Extracted records
########################################
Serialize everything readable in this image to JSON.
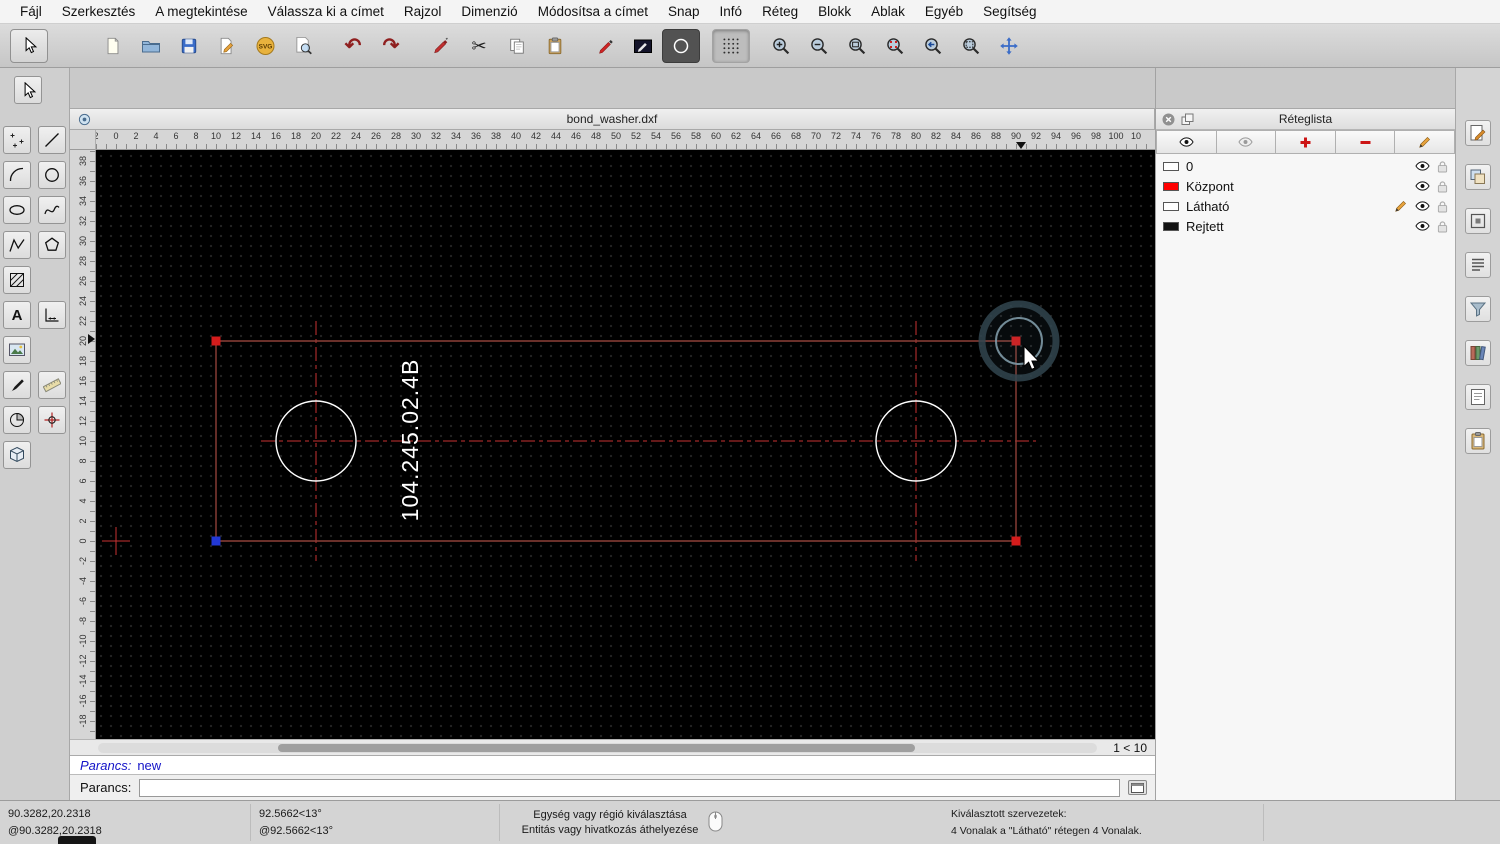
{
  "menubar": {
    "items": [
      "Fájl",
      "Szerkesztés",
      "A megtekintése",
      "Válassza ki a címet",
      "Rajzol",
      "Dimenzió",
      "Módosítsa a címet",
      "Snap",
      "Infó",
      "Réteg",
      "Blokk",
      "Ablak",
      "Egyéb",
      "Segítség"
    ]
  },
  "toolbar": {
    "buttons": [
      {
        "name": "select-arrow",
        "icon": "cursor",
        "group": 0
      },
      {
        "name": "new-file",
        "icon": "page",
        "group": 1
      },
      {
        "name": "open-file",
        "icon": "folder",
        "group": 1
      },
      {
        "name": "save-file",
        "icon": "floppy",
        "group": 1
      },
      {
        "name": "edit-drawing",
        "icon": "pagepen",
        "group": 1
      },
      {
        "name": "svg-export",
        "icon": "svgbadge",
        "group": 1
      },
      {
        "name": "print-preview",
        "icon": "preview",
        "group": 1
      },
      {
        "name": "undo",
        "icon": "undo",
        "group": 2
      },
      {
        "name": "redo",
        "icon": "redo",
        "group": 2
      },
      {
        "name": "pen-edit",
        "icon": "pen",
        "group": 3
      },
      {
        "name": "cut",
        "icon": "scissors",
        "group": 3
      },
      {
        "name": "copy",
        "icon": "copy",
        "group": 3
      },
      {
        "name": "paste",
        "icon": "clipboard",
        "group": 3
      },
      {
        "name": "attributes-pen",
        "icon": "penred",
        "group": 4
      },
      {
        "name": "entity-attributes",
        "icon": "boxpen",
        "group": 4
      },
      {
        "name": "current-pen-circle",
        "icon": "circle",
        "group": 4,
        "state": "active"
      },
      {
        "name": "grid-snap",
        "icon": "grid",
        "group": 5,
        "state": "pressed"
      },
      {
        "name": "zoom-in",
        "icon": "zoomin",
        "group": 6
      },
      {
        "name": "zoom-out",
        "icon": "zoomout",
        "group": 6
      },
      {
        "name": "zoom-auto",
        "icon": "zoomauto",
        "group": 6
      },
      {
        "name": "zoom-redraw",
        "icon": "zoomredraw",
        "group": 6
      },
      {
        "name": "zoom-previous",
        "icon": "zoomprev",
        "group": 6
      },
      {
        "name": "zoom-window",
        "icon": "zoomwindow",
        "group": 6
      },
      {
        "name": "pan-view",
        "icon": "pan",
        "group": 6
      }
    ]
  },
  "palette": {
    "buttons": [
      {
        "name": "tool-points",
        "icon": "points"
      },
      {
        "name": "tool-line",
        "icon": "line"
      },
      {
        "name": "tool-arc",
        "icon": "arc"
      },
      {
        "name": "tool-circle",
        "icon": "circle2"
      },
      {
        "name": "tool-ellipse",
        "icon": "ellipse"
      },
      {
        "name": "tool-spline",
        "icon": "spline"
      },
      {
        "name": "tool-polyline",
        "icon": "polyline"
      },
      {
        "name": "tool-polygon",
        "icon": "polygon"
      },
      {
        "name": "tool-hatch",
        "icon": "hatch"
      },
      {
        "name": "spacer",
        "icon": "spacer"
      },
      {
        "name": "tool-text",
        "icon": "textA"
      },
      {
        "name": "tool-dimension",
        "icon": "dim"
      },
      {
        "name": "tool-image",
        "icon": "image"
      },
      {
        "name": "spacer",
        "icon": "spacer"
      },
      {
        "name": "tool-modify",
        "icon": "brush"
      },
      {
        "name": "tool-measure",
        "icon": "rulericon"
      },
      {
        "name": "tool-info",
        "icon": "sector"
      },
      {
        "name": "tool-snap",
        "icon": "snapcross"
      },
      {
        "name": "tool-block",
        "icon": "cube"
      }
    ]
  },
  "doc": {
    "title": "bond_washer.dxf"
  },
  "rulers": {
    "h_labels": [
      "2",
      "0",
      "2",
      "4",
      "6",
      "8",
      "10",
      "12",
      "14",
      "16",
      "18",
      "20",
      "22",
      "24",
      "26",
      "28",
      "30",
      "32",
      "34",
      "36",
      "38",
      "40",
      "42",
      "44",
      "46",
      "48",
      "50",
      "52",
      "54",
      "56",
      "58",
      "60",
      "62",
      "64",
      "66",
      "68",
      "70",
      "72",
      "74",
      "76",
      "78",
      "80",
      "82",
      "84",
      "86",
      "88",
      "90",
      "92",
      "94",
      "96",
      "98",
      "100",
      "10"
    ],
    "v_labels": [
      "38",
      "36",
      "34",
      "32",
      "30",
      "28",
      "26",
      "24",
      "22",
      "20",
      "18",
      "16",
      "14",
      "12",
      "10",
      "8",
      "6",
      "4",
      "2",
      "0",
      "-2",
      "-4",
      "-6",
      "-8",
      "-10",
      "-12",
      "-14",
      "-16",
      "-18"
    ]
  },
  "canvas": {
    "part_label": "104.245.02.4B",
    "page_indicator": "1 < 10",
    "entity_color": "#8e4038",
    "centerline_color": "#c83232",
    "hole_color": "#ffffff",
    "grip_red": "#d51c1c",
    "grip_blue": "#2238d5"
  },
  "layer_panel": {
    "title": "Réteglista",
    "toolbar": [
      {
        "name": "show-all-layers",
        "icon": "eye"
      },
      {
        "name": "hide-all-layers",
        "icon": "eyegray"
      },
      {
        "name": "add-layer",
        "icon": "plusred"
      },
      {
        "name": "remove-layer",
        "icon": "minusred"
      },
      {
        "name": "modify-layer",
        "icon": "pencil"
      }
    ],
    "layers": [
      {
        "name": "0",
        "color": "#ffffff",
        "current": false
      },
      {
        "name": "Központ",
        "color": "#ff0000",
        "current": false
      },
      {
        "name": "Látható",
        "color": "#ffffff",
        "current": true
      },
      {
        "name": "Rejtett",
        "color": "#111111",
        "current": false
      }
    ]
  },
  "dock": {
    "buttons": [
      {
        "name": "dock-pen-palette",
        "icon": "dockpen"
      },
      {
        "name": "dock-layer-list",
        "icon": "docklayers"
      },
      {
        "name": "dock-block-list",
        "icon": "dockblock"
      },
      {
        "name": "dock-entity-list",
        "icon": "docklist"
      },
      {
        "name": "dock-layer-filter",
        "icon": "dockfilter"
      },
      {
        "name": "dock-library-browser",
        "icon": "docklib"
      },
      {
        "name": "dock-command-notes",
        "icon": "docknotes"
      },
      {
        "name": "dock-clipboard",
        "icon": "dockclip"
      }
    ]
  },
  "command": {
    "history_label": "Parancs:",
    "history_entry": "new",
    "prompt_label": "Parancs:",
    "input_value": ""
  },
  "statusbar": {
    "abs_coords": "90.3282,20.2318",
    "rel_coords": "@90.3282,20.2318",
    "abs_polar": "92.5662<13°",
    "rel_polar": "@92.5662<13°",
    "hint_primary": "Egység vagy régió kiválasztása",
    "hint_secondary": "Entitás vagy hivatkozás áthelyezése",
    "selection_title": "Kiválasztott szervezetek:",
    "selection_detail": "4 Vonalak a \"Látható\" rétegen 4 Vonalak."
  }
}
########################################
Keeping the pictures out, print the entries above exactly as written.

Serialize everything readable in this image to JSON.
{
  "menubar": {
    "items": [
      "Fájl",
      "Szerkesztés",
      "A megtekintése",
      "Válassza ki a címet",
      "Rajzol",
      "Dimenzió",
      "Módosítsa a címet",
      "Snap",
      "Infó",
      "Réteg",
      "Blokk",
      "Ablak",
      "Egyéb",
      "Segítség"
    ]
  },
  "toolbar": {
    "buttons": [
      {
        "name": "select-arrow",
        "icon": "cursor",
        "group": 0
      },
      {
        "name": "new-file",
        "icon": "page",
        "group": 1
      },
      {
        "name": "open-file",
        "icon": "folder",
        "group": 1
      },
      {
        "name": "save-file",
        "icon": "floppy",
        "group": 1
      },
      {
        "name": "edit-drawing",
        "icon": "pagepen",
        "group": 1
      },
      {
        "name": "svg-export",
        "icon": "svgbadge",
        "group": 1
      },
      {
        "name": "print-preview",
        "icon": "preview",
        "group": 1
      },
      {
        "name": "undo",
        "icon": "undo",
        "group": 2
      },
      {
        "name": "redo",
        "icon": "redo",
        "group": 2
      },
      {
        "name": "pen-edit",
        "icon": "pen",
        "group": 3
      },
      {
        "name": "cut",
        "icon": "scissors",
        "group": 3
      },
      {
        "name": "copy",
        "icon": "copy",
        "group": 3
      },
      {
        "name": "paste",
        "icon": "clipboard",
        "group": 3
      },
      {
        "name": "attributes-pen",
        "icon": "penred",
        "group": 4
      },
      {
        "name": "entity-attributes",
        "icon": "boxpen",
        "group": 4
      },
      {
        "name": "current-pen-circle",
        "icon": "circle",
        "group": 4,
        "state": "active"
      },
      {
        "name": "grid-snap",
        "icon": "grid",
        "group": 5,
        "state": "pressed"
      },
      {
        "name": "zoom-in",
        "icon": "zoomin",
        "group": 6
      },
      {
        "name": "zoom-out",
        "icon": "zoomout",
        "group": 6
      },
      {
        "name": "zoom-auto",
        "icon": "zoomauto",
        "group": 6
      },
      {
        "name": "zoom-redraw",
        "icon": "zoomredraw",
        "group": 6
      },
      {
        "name": "zoom-previous",
        "icon": "zoomprev",
        "group": 6
      },
      {
        "name": "zoom-window",
        "icon": "zoomwindow",
        "group": 6
      },
      {
        "name": "pan-view",
        "icon": "pan",
        "group": 6
      }
    ]
  },
  "palette": {
    "buttons": [
      {
        "name": "tool-points",
        "icon": "points"
      },
      {
        "name": "tool-line",
        "icon": "line"
      },
      {
        "name": "tool-arc",
        "icon": "arc"
      },
      {
        "name": "tool-circle",
        "icon": "circle2"
      },
      {
        "name": "tool-ellipse",
        "icon": "ellipse"
      },
      {
        "name": "tool-spline",
        "icon": "spline"
      },
      {
        "name": "tool-polyline",
        "icon": "polyline"
      },
      {
        "name": "tool-polygon",
        "icon": "polygon"
      },
      {
        "name": "tool-hatch",
        "icon": "hatch"
      },
      {
        "name": "spacer",
        "icon": "spacer"
      },
      {
        "name": "tool-text",
        "icon": "textA"
      },
      {
        "name": "tool-dimension",
        "icon": "dim"
      },
      {
        "name": "tool-image",
        "icon": "image"
      },
      {
        "name": "spacer",
        "icon": "spacer"
      },
      {
        "name": "tool-modify",
        "icon": "brush"
      },
      {
        "name": "tool-measure",
        "icon": "rulericon"
      },
      {
        "name": "tool-info",
        "icon": "sector"
      },
      {
        "name": "tool-snap",
        "icon": "snapcross"
      },
      {
        "name": "tool-block",
        "icon": "cube"
      }
    ]
  },
  "doc": {
    "title": "bond_washer.dxf"
  },
  "rulers": {
    "h_labels": [
      "2",
      "0",
      "2",
      "4",
      "6",
      "8",
      "10",
      "12",
      "14",
      "16",
      "18",
      "20",
      "22",
      "24",
      "26",
      "28",
      "30",
      "32",
      "34",
      "36",
      "38",
      "40",
      "42",
      "44",
      "46",
      "48",
      "50",
      "52",
      "54",
      "56",
      "58",
      "60",
      "62",
      "64",
      "66",
      "68",
      "70",
      "72",
      "74",
      "76",
      "78",
      "80",
      "82",
      "84",
      "86",
      "88",
      "90",
      "92",
      "94",
      "96",
      "98",
      "100",
      "10"
    ],
    "v_labels": [
      "38",
      "36",
      "34",
      "32",
      "30",
      "28",
      "26",
      "24",
      "22",
      "20",
      "18",
      "16",
      "14",
      "12",
      "10",
      "8",
      "6",
      "4",
      "2",
      "0",
      "-2",
      "-4",
      "-6",
      "-8",
      "-10",
      "-12",
      "-14",
      "-16",
      "-18"
    ]
  },
  "canvas": {
    "part_label": "104.245.02.4B",
    "page_indicator": "1 < 10",
    "entity_color": "#8e4038",
    "centerline_color": "#c83232",
    "hole_color": "#ffffff",
    "grip_red": "#d51c1c",
    "grip_blue": "#2238d5"
  },
  "layer_panel": {
    "title": "Réteglista",
    "toolbar": [
      {
        "name": "show-all-layers",
        "icon": "eye"
      },
      {
        "name": "hide-all-layers",
        "icon": "eyegray"
      },
      {
        "name": "add-layer",
        "icon": "plusred"
      },
      {
        "name": "remove-layer",
        "icon": "minusred"
      },
      {
        "name": "modify-layer",
        "icon": "pencil"
      }
    ],
    "layers": [
      {
        "name": "0",
        "color": "#ffffff",
        "current": false
      },
      {
        "name": "Központ",
        "color": "#ff0000",
        "current": false
      },
      {
        "name": "Látható",
        "color": "#ffffff",
        "current": true
      },
      {
        "name": "Rejtett",
        "color": "#111111",
        "current": false
      }
    ]
  },
  "dock": {
    "buttons": [
      {
        "name": "dock-pen-palette",
        "icon": "dockpen"
      },
      {
        "name": "dock-layer-list",
        "icon": "docklayers"
      },
      {
        "name": "dock-block-list",
        "icon": "dockblock"
      },
      {
        "name": "dock-entity-list",
        "icon": "docklist"
      },
      {
        "name": "dock-layer-filter",
        "icon": "dockfilter"
      },
      {
        "name": "dock-library-browser",
        "icon": "docklib"
      },
      {
        "name": "dock-command-notes",
        "icon": "docknotes"
      },
      {
        "name": "dock-clipboard",
        "icon": "dockclip"
      }
    ]
  },
  "command": {
    "history_label": "Parancs:",
    "history_entry": "new",
    "prompt_label": "Parancs:",
    "input_value": ""
  },
  "statusbar": {
    "abs_coords": "90.3282,20.2318",
    "rel_coords": "@90.3282,20.2318",
    "abs_polar": "92.5662<13°",
    "rel_polar": "@92.5662<13°",
    "hint_primary": "Egység vagy régió kiválasztása",
    "hint_secondary": "Entitás vagy hivatkozás áthelyezése",
    "selection_title": "Kiválasztott szervezetek:",
    "selection_detail": "4 Vonalak a \"Látható\" rétegen 4 Vonalak."
  }
}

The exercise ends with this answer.